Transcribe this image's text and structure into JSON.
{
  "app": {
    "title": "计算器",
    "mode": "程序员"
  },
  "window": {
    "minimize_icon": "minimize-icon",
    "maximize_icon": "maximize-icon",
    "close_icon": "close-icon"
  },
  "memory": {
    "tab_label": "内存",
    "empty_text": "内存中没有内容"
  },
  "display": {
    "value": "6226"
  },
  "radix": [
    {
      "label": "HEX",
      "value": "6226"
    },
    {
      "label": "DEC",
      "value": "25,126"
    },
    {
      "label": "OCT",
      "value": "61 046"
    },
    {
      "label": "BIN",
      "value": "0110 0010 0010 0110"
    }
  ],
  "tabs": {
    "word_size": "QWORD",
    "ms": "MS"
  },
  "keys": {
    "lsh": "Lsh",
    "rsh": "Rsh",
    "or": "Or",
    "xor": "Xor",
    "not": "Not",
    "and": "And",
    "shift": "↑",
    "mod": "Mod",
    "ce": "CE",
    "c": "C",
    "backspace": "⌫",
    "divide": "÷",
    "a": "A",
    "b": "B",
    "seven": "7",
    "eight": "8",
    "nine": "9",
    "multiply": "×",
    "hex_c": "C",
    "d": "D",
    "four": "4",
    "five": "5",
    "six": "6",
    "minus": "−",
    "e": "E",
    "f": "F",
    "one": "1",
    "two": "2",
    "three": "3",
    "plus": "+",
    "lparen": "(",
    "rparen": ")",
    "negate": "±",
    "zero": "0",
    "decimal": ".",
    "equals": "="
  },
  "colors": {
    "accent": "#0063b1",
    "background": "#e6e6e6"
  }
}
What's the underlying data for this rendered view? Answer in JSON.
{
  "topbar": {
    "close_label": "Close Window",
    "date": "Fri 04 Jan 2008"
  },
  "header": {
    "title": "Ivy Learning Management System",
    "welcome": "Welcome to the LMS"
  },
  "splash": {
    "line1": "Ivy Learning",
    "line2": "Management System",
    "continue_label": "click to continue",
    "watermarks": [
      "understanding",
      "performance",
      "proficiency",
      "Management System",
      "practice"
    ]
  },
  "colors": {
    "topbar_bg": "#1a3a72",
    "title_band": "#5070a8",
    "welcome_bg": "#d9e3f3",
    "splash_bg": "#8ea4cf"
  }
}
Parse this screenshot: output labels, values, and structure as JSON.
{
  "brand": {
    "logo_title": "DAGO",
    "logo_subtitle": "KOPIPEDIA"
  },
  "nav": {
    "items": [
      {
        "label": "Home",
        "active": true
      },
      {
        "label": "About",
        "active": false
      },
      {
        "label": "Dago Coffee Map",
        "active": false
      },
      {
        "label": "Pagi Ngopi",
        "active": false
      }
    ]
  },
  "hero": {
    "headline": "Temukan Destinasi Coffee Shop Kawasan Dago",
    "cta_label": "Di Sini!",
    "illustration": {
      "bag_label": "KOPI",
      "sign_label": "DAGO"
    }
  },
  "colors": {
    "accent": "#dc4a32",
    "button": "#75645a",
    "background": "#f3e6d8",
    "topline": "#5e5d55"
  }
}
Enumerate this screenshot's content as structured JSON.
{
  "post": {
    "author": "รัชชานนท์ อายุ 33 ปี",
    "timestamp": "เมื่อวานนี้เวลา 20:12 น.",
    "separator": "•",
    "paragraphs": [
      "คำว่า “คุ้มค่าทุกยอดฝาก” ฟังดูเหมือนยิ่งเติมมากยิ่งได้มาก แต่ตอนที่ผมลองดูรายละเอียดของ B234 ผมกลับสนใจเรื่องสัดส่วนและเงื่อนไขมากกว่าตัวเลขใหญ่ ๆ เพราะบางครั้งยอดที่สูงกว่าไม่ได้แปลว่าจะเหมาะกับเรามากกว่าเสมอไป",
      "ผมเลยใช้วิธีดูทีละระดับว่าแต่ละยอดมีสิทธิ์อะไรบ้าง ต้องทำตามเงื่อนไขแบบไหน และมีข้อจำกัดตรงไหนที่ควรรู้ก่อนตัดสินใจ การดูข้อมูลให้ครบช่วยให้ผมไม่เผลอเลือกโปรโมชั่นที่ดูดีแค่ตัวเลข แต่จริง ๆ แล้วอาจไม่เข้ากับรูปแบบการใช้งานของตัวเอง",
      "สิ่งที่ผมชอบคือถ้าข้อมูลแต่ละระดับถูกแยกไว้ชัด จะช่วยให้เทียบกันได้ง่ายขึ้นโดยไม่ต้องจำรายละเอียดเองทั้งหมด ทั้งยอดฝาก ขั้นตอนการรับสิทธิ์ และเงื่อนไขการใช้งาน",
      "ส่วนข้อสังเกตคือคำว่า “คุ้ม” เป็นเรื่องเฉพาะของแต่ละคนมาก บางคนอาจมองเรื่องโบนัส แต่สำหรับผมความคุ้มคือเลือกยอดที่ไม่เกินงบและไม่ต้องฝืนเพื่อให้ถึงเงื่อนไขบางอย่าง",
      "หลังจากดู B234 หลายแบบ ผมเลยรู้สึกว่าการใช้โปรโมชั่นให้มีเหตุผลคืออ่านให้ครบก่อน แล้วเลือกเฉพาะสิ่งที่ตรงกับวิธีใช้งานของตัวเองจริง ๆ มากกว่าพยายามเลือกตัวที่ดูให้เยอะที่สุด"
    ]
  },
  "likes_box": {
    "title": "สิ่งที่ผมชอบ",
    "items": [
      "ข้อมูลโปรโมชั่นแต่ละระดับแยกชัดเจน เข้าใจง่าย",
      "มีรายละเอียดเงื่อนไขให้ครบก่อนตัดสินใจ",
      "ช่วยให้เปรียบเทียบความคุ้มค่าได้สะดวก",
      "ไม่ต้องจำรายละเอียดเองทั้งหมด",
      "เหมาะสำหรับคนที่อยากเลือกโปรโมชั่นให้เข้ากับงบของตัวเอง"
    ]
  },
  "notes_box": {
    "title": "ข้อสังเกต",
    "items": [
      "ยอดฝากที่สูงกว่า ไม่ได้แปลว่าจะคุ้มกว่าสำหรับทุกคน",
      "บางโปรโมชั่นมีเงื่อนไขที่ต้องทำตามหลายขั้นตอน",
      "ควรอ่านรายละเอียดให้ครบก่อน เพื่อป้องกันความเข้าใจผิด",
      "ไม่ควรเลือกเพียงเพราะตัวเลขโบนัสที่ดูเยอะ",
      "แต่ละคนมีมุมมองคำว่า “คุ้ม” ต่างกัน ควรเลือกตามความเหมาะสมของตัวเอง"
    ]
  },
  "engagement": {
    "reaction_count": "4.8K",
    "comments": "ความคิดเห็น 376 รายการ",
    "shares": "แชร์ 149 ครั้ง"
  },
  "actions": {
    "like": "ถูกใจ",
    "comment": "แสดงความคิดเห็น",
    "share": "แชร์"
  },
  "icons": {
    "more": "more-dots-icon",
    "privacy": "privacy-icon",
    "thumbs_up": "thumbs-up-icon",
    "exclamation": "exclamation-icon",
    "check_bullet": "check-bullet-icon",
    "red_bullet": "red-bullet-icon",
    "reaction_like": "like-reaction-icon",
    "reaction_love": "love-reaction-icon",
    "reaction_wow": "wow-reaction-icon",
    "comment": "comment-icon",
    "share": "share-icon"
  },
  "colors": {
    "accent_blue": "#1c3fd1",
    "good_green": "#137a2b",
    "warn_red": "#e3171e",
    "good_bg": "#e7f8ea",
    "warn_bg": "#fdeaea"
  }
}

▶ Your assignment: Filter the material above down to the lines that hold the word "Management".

▶ Output of the task:
    "title": "Ivy Learning Management System",
    "line2": "Management System",
      "Management System",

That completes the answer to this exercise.